  • The Power of Focus, by J. Canfield, M. Hansen, and L. Hewitt

In these texts, we glean these strategies:

  1. Clearly articulate one professional goal. Give it a timeline and purpose.  Make sure  the goal aligns with your core values. If not, chuck it, and start over.
  2. Determine why this professional goal matters. Remember, it only has to matter to you. Don’t be swayed by the next best thing. Bandwagons come and go. March to your own professional drum (even when off-beat).
  3. Determine what needs to be accomplished this month,  this week, and tomorrow. Write it down.
  4. Write a daily behavior which will move you one step closer to this goal. Write it in your daily agenda, calendar, or write it in Sharpie marker on your hand. Do whatever it takes to follow through with the behavior. Think about how you will hold yourself accountable for completing this goal.

These simple steps won’t require you to break a sweat, but will require a bit of brain power, which is a good thing in my book. Let’s be purposeful and not rely on the statistical probability that we could create a masterpiece when given an infinite amount of time. We don’t need a theoretical accident, nor typewriting primate, we just need good strategy–one keystroke at a time.
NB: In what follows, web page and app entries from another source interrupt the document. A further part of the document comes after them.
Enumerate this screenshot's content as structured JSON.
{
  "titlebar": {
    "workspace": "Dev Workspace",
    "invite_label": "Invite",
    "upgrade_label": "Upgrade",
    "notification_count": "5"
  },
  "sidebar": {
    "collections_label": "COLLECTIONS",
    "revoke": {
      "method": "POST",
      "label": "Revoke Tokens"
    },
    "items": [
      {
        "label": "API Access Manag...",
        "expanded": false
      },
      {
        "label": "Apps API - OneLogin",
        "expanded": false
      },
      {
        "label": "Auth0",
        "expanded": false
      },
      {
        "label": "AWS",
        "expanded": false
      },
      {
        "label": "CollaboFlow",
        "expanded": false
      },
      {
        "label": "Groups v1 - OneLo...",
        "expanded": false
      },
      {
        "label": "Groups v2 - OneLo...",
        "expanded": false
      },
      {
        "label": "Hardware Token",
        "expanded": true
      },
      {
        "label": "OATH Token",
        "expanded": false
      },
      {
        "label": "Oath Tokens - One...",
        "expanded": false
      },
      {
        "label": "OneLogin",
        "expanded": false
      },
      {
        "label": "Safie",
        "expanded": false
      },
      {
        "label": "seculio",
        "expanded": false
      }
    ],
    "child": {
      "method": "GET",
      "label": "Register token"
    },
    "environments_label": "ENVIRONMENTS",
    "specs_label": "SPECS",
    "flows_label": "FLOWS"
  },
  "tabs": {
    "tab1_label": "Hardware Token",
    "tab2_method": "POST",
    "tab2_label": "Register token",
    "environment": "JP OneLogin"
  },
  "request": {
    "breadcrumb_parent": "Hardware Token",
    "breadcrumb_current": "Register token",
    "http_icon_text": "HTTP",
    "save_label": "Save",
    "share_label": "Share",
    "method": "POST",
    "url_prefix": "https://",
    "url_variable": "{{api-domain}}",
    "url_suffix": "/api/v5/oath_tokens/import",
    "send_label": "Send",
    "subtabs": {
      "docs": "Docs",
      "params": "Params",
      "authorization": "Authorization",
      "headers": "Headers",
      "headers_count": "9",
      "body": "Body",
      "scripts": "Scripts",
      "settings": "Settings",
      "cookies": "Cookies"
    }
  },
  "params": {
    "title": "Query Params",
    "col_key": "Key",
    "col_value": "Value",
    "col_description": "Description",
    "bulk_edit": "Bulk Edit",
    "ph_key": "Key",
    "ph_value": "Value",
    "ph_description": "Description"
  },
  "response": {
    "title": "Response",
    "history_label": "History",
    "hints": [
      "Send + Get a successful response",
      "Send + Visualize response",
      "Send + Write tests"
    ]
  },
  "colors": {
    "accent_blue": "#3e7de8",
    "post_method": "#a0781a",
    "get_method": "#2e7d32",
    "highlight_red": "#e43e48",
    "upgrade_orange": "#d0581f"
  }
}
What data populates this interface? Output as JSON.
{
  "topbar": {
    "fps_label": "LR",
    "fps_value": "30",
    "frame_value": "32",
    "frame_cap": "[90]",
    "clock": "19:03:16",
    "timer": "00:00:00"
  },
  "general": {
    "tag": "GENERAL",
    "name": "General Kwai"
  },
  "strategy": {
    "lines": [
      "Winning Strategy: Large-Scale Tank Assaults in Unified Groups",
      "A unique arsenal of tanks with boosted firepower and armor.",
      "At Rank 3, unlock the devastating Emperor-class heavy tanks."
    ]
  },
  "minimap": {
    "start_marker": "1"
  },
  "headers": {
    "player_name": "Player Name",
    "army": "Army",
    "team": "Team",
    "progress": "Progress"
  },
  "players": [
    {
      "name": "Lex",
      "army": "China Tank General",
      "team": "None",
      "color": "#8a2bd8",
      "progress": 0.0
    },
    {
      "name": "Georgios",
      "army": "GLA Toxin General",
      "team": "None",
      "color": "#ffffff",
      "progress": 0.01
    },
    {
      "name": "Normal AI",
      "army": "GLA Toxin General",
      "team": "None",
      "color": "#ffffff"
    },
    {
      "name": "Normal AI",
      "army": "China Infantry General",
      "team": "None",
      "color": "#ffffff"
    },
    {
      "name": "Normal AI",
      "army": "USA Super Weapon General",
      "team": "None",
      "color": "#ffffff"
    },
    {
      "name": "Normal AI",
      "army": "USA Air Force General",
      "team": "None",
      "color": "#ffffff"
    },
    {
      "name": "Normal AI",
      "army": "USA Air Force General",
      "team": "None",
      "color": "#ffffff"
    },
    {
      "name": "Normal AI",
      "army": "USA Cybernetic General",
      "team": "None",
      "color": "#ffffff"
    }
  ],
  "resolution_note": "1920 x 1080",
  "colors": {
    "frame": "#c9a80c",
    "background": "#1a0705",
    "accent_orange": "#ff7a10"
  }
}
Begin by planning, and acting upon, a daily strategy which will  ensure success, sooner than later.  Here’s to making each keystroke count.

I wish you the best in excellence and instruction.

[1] Wikipedia: The free encyclopedia. (2004, July 22). FL: Wikimedia Foundation, Inc. Retrieved June 16, 2010, from